I never knew I had this other part of me that was both physical and spiritual, that needed to be protected, but when it was robbed and violated, my soul knew. Although it would take decades to understand its impact, my heart hurt and searched for a truth. Maria Goretti’s story has followed me throughout my life, coming in and out at different stages of maturity, and it bugged me until I came to know her better. Her story bothered me because in the back of my mind I was always thinking, “What about the girls that tried fighting back but were too little? What about the girls who didn’t know they had anything to protect?” I looked at her as one of the “lucky ones” — she resisted, was saved, and became a saint. I just finished reading My Peace I Give to You, Healing Sexual Wounds with the Help of the Saints by Dawn Eden, and I came to a new peace and understanding when she shared St. Augustine’s words in defense of victims. St. Augustine reprimanded the pagans who claimed that virgins who were raped were no longer virgins, saying, “What sane man can suppose that, if his body be seized and forcible made use of to satisfy the lust of another, he thereby loses his purity?”
Maria Goretti was eleven years old and knew her value and fought to her death, not because she was afraid that being raped would leave her sinful, but for two valiant reasons. One, she was aware that she had a treasure to fight for and protect — her virginity; and two, she knew Alessandro would go to hell for raping her. She cherished her purity and simultaneously loved her attacker’s soul.

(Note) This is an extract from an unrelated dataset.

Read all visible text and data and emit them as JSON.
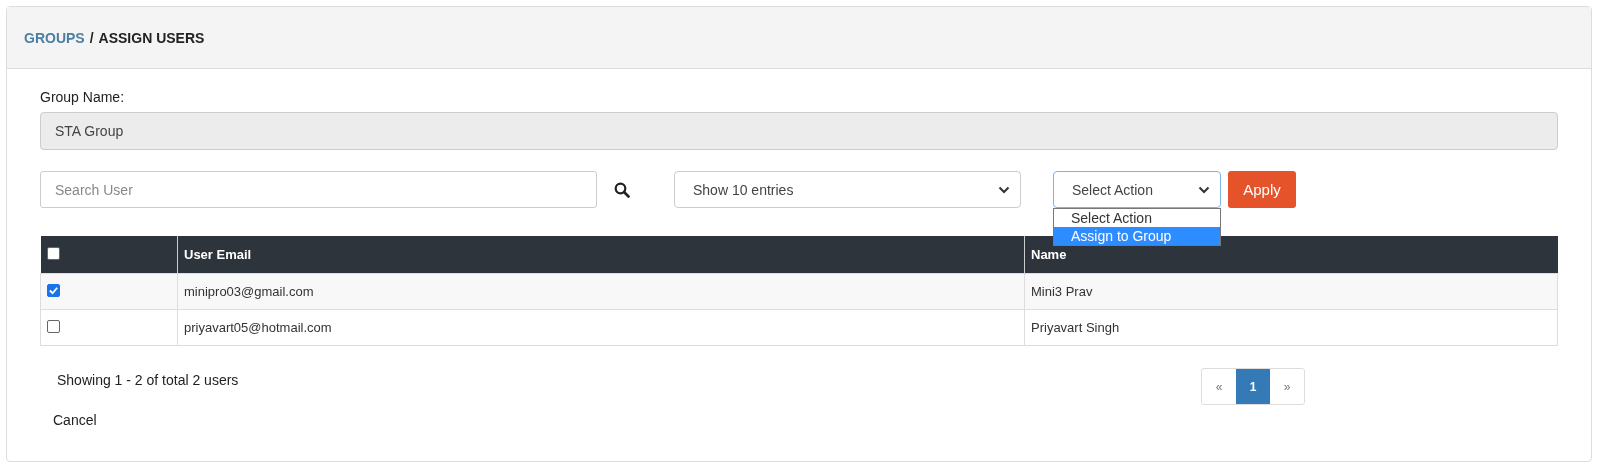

Although the holy-card image of her as a gentle maiden bearing white lilies is symbolically accurate, it fails to capture her fieriness. She embodied the saying of G.K. Chesterton that the whiteness of purity should not be imagined as something antiseptic, like hospital walls: rather, ‘it means something flaming, like Joan of Arc.’ -Dawn Eden, in My Peace I Give to You, Healing Sexual Wounds with the Help of the Saints
Mothers, we want our children to protect their purity, to honor their God and to lead women and men by example — that sexuality and our brothers and sisters souls are treasures. We want our children to stand up in their classrooms, on the playground, on the campus, at their workplace, at the beach, in the bar, on the street, on the bus — you name it, to stand up where ever they see someone taking advantage of another. Maybe #MeToo doesn’t have to irk me but can put a new flavor to my own story and start a new chapter in our home: talking about being men of purity and honor and women of purity and worthy of respect.
This is just the start of the conversation. Please take a minute to comment below about how #MeToo makes you feel. How will you share with your children the dangers that lurk and the beauty worth fighting for? I need to have this conversation; I have six boys and three girls and I want them to be part of the solution, not just part of a movement. As a community of mothers, let’s share our wisdom.
Here are some resources I found valuable both for those who have experienced sexual abuse and for those who need a starting point to talk to their children, teens or adult children.
My Peace I Give You : Healing Sexual Wounds with the Help of the Saints by Dawn Eden (the back of the book has a list of resources from websites to therapists )
We and Our Children : How to Make a Catholic Home by Mary Reed Newman (Chapter on Purity )
Saint John Paul The Great : His Five Loves by Jason Evert (Chapter on Human Love )
Copyright 2018 Maggie Eisenbarth